norm <- normalize(H3K27Ac, 4, 9)
norm <- normalize(norm, 5:6, 10:11)
norm <- normalize(norm, 7:8, 12:13)
conds <- list(GM12890 = bioCond(norm[4], norm[9], name = "GM12890"),
              GM12891 = bioCond(norm[5:6], norm[10:11], name = "GM12891"),
              GM12892 = bioCond(norm[7:8], norm[12:13], name = "GM12892"))
autosome <- !(H3K27Ac$chrom %in% c("chrX", "chrY"))
conds <- normBioCond(conds, common.peak.regions = autosome)

# Fit a mean-variance curve using only the GM12891 bioCond.
conds[2] <- fitMeanVarCurve(conds[2], method = "parametric",
                            occupy.only = TRUE)
plotMeanVarCurve(conds[2], subset = "occupied")

# Associate the resulting curve with the other two bioConds.
conds[c(1, 3)] <- extendMeanVarCurve(conds[c(1, 3)], conds[[2]],
                                     occupy.only = TRUE)
plotMeanVarCurve(conds[3], subset = "occupied")

# Re-estimate number of prior degrees of freedom using all the bioConds,
# though the estimation result doesn't change in this example. But note the
# change of variance ratio factor of the bioCond without replicates (i.e.,
# GM12890).
conds2 <- estimatePriorDf(conds, occupy.only = TRUE)

## Make a comparison between GM12891 and GM12892 cell lines using only their
## first replicates.

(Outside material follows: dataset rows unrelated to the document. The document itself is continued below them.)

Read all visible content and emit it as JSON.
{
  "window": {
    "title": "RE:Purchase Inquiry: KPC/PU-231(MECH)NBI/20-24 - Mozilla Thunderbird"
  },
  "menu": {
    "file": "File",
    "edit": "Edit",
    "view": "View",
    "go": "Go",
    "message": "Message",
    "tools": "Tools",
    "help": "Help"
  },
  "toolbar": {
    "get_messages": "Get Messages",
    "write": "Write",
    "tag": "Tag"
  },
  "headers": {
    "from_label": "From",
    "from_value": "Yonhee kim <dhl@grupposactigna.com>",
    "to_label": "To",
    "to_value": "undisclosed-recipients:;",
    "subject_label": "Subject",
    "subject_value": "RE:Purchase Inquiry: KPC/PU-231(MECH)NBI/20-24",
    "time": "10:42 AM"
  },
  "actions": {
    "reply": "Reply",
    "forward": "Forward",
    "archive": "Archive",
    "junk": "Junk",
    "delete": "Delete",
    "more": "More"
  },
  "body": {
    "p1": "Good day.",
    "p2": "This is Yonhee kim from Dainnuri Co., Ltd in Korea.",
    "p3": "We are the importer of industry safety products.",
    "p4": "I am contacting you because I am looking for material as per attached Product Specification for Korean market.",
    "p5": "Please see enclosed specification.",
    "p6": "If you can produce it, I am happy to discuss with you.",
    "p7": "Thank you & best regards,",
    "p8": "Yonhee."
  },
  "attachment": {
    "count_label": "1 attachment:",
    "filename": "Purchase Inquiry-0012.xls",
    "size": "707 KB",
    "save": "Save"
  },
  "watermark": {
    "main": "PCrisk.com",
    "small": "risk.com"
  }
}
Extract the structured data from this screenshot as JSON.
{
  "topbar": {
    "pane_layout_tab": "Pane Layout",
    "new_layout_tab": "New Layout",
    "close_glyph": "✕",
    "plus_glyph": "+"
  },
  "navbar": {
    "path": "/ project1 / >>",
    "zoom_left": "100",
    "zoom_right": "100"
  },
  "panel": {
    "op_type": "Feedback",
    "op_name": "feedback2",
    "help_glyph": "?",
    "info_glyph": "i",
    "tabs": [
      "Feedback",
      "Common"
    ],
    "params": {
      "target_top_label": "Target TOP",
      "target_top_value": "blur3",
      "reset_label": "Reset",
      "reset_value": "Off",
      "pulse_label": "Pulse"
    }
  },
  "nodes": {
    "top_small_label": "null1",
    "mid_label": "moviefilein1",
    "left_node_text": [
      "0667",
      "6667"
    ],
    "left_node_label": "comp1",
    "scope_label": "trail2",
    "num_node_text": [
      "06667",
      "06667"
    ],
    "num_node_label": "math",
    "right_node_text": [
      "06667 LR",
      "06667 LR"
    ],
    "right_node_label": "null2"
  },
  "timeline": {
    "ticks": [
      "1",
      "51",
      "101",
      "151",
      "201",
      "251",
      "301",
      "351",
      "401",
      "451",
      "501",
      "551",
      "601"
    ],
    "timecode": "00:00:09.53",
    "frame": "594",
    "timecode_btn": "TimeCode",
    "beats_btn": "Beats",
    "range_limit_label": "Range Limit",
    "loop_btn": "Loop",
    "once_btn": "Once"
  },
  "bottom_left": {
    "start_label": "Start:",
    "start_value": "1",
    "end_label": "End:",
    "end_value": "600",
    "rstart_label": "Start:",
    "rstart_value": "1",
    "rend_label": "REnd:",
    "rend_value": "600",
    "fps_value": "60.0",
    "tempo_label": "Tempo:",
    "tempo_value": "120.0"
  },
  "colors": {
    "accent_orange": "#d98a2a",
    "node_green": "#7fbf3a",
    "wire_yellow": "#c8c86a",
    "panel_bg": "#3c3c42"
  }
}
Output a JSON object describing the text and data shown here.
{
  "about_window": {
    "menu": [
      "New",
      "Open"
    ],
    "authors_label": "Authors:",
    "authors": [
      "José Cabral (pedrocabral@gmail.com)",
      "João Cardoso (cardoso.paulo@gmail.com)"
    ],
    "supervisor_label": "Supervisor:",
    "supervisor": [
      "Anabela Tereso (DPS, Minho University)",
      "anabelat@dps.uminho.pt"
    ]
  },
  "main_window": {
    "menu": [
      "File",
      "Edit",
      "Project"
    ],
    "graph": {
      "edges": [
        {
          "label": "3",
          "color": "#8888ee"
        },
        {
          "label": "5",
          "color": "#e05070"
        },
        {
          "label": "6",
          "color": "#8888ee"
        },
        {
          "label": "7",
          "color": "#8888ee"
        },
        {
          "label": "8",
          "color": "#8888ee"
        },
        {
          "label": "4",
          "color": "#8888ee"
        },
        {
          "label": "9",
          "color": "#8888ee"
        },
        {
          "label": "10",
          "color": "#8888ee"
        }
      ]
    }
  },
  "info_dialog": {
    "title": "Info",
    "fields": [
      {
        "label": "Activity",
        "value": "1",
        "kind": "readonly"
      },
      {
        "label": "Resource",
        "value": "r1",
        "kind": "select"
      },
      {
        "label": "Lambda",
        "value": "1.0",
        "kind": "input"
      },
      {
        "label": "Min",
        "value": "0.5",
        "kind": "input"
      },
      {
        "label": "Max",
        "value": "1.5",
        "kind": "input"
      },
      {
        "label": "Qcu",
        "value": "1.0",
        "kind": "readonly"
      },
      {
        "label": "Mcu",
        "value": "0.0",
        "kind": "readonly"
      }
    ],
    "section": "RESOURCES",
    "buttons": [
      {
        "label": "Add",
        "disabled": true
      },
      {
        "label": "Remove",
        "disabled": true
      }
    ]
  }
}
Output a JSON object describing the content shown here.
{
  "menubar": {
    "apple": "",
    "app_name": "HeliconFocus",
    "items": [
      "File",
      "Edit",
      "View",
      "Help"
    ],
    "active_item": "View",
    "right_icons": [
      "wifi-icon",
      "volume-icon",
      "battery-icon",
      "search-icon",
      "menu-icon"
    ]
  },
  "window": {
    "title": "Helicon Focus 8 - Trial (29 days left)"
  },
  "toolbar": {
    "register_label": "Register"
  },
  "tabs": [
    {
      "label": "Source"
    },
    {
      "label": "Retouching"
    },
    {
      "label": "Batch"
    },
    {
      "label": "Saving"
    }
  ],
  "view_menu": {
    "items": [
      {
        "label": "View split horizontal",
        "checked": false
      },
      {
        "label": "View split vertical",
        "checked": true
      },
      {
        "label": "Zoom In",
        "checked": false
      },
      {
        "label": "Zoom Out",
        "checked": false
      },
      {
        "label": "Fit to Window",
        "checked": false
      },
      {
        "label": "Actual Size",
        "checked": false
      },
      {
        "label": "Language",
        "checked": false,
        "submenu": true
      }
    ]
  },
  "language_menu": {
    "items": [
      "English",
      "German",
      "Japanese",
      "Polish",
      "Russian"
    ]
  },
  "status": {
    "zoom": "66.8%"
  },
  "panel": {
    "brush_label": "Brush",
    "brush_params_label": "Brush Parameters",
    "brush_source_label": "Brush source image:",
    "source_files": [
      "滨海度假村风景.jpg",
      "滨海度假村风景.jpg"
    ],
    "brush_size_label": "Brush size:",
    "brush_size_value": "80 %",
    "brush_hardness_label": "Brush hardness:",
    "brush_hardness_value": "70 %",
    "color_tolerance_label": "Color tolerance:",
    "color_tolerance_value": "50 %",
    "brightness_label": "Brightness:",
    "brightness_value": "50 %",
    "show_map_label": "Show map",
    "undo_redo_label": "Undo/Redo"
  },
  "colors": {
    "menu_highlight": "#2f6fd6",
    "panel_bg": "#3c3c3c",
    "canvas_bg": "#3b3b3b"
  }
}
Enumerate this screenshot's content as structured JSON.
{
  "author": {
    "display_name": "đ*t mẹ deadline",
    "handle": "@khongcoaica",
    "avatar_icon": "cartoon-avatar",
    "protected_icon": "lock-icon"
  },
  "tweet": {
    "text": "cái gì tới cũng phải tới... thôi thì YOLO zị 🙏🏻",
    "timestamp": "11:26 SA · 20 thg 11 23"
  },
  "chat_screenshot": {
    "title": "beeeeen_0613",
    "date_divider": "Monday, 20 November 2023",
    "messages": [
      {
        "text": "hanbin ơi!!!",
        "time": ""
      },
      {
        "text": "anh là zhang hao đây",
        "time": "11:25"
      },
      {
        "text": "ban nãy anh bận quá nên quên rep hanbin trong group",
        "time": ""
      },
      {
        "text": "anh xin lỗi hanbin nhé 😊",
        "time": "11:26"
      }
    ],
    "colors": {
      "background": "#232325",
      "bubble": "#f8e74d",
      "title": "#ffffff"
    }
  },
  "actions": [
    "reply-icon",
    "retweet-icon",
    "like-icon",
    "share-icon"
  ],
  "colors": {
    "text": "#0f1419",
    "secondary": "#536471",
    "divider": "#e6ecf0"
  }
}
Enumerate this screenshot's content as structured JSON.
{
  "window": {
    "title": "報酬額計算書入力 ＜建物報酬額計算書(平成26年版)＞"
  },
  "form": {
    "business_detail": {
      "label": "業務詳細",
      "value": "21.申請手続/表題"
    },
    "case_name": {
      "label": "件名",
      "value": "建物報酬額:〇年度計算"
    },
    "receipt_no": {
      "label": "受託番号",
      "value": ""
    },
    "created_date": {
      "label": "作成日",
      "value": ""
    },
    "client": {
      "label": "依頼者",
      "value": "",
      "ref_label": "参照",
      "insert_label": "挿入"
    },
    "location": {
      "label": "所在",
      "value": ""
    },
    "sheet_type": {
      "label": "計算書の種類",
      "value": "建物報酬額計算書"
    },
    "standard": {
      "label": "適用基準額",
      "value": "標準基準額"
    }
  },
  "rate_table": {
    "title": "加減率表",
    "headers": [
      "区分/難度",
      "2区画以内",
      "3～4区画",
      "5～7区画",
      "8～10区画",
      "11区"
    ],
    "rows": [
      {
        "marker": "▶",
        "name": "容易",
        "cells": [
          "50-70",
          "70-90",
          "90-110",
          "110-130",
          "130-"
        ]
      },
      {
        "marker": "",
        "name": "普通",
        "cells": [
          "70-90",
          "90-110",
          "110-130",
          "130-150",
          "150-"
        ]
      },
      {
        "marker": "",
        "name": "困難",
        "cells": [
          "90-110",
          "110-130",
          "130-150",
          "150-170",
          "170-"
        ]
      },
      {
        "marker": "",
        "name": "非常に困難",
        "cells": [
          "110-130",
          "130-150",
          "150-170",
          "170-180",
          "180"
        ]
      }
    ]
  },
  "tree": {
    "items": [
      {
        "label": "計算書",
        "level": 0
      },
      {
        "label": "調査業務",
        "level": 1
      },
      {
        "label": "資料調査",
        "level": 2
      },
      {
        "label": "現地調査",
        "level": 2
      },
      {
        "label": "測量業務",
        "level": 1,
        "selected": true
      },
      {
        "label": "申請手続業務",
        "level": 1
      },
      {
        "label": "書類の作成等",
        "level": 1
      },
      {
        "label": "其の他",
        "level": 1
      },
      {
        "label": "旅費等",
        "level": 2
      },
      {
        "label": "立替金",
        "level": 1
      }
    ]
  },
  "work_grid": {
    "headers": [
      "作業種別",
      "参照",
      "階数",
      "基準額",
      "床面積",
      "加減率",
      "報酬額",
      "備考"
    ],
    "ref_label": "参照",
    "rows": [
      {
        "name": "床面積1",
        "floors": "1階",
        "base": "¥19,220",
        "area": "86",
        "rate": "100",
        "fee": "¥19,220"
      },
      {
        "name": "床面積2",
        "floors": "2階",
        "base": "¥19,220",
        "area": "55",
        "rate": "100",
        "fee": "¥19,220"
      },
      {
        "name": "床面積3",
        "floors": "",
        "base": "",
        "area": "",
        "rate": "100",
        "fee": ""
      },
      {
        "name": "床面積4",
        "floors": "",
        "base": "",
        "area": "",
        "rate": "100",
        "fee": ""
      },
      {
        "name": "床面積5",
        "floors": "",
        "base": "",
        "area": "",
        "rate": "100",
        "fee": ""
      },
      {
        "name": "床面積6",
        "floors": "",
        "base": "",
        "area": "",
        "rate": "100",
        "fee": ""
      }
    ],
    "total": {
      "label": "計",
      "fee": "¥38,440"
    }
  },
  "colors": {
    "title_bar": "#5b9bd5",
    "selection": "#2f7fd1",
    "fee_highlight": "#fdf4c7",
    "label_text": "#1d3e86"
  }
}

# Perform MA normalization and construct bioConds to represent the two cell
# lines.
autosome <- !(H3K27Ac$chrom %in% c("chrX", "chrY"))
norm <- normalize(H3K27Ac, c(5, 7), c(10, 12),
                  common.peak.regions = autosome)
conds <- list(GM12891 = bioCond(norm[5], norm[10], name = "GM12891"),
              GM12892 = bioCond(norm[7], norm[12], name = "GM12892"))

# Construct a "blind" bioCond that treats the two samples as replicates and
# fit a mean-variance curve accordingly. Only common peak regions of the two
# samples are considered to be occupied by the "blind" bioCond, and only
# these intervals are used for fitting the mean-variance curve. This setting
# is for capturing underlying non-differential intervals as accurately as
# possible and avoiding over-estimation of prior variances (i.e., variances
# read from a mean-variance curve).
conds$blind <- bioCond(norm[c(5, 7)], norm[c(10, 12)], occupy.num = 2,
                       name = "blind")
conds[3] <- fitMeanVarCurve(conds[3], method = "parametric",
                            occupy.only = TRUE, init.coef = c(0.1, 10))
plotMeanVarCurve(conds[3], subset = "occupied")

# Associate the resulting mean-variance curve with the two cell lines.
conds[1:2] <- extendMeanVarCurve(conds[1:2], conds[[3]])

# Perform differential tests between the two cell lines.
res <- diffTest(conds[[1]], conds[[2]])
MAplot(res, pval = 0.01)
abline(h = 0, lwd = 2, lty = 5, col = "green3")

MAnorm2 documentation built on Oct. 29, 2022, 1:12 a.m.